It’s not particularly hard to improve.
You just look at something that might be made better.
Then you think about what might be done to make it better. (Don’t overthink this step. There’s plenty of low-hanging fruit for the picking.)
Then you do it.
After an interval, you assess whether you do, in fact, make that thing better– be it process, recipe, life choice or what-have-you.
If it didn’t work, simply return to what you were doing before. If it did, simply continue.
But if you want to really unlock the power behind kaizen, ask yourself: why didn’t it work?
When something works, the reason is usually obvious. But when something doesn’t work that might have worked there may be a flawed assumption somewhere along the line. Why didn’t it work?
It’s said that most of the most amazing scientific discoveries are not prefaced with the joyful cry eureka!– they are presaged with the muttered phrase, “That’s funny….”
Changes that work are cool and useful. Changes that don’t work are liable to unlock some insight. You thought it would work but it didn’t. The solution didn’t fit the situation. Is the situation different than you assumed, or was the solution not as effective as it had seemed.
The answer is always concrete.

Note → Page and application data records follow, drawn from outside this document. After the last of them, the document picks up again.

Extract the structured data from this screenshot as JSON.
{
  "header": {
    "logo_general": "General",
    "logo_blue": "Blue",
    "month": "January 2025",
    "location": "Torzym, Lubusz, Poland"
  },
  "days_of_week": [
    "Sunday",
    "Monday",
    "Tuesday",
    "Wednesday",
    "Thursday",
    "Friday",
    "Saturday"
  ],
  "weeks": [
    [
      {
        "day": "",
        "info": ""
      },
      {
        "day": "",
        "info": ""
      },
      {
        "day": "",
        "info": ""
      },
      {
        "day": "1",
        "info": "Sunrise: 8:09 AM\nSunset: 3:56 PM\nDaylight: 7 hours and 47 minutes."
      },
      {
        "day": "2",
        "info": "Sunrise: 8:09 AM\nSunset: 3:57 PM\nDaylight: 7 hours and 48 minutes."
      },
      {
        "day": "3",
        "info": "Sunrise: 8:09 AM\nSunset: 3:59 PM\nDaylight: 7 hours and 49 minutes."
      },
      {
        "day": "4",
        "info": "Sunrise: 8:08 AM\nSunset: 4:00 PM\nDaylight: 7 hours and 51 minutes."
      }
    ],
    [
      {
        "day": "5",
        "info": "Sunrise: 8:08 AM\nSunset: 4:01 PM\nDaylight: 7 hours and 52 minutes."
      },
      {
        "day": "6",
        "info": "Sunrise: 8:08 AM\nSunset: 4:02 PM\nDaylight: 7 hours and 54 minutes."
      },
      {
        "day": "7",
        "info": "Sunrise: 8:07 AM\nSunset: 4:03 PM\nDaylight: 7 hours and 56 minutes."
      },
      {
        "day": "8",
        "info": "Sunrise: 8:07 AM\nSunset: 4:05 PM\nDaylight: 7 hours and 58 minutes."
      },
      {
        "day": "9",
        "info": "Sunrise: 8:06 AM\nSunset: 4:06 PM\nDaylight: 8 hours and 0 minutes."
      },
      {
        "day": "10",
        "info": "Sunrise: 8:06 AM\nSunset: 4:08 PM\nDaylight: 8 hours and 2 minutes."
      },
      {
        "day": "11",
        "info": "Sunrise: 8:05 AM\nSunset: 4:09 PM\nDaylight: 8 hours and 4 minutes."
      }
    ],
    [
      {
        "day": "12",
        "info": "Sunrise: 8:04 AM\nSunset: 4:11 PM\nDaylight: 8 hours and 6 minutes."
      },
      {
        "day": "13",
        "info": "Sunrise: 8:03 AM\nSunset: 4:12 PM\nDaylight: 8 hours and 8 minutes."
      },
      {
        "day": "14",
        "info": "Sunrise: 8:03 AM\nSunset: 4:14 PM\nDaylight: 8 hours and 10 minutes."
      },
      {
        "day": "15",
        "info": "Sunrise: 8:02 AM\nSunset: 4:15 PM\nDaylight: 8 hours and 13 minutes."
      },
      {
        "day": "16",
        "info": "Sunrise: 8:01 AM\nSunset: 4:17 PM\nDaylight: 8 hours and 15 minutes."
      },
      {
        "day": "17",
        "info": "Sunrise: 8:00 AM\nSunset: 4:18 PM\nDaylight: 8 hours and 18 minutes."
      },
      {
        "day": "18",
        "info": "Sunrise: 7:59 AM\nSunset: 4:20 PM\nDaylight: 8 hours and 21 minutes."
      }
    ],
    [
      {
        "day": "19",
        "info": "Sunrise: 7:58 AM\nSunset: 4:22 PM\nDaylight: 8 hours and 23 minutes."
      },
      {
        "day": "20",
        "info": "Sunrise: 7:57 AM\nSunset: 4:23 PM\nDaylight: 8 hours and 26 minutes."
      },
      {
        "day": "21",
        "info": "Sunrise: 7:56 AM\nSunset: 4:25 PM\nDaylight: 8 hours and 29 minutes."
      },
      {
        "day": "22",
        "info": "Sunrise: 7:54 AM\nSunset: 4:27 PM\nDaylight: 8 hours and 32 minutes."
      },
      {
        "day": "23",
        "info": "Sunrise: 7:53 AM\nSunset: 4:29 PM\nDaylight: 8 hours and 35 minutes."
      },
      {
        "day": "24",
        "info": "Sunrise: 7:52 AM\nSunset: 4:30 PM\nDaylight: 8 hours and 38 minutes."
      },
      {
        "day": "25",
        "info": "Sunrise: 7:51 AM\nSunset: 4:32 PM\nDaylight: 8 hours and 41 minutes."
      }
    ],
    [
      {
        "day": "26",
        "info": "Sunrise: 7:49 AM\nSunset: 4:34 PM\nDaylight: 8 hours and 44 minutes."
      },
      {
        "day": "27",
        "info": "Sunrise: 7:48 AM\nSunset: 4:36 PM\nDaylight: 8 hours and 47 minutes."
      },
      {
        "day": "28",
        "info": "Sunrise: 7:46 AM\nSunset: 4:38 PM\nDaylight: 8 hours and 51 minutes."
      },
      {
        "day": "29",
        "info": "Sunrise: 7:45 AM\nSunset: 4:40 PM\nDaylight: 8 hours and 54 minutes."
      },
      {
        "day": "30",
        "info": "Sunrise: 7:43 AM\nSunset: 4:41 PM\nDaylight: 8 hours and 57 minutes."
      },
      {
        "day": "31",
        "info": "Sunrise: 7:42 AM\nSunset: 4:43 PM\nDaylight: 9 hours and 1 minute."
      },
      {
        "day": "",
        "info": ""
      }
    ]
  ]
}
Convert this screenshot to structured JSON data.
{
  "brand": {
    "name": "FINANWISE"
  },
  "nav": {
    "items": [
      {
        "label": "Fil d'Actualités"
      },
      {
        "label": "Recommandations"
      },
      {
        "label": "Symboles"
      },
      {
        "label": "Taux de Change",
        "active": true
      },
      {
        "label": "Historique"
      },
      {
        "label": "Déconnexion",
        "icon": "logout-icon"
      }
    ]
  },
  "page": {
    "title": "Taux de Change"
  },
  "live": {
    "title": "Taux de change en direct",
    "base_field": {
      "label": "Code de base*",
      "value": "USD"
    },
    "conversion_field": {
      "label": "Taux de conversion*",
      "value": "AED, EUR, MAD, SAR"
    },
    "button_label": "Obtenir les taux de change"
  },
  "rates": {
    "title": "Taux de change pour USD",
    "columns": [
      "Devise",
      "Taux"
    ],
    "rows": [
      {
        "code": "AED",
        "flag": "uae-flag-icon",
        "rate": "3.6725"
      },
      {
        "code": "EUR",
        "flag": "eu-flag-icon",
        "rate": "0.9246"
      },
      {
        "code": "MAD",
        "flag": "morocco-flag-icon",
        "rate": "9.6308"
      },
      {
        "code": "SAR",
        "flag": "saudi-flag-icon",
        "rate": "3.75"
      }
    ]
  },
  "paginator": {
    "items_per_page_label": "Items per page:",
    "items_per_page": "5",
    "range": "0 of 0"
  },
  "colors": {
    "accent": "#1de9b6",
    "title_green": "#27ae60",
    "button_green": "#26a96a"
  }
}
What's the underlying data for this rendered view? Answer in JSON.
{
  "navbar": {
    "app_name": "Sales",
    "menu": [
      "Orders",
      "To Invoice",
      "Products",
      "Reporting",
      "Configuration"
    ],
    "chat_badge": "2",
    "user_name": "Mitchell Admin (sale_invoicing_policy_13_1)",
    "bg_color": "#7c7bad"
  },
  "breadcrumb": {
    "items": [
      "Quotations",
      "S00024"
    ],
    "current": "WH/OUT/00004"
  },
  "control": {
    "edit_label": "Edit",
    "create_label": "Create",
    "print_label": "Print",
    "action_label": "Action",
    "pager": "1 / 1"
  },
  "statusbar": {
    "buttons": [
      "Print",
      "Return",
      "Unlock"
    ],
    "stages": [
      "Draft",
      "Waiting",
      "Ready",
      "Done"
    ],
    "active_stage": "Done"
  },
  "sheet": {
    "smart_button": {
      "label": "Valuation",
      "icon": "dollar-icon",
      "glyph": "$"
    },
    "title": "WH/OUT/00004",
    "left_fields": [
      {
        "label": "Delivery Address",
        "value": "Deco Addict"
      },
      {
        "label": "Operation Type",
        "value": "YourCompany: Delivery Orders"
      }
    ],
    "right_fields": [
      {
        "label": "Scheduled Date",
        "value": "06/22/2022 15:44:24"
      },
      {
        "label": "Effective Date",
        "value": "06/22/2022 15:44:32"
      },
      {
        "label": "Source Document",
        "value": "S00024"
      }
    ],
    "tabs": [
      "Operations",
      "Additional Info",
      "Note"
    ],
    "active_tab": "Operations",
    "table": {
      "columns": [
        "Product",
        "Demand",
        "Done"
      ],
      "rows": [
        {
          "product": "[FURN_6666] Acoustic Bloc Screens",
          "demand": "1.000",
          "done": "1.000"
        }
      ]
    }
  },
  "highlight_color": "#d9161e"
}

Chase it. Demand it.
Because that’s when you’ll really start to improve.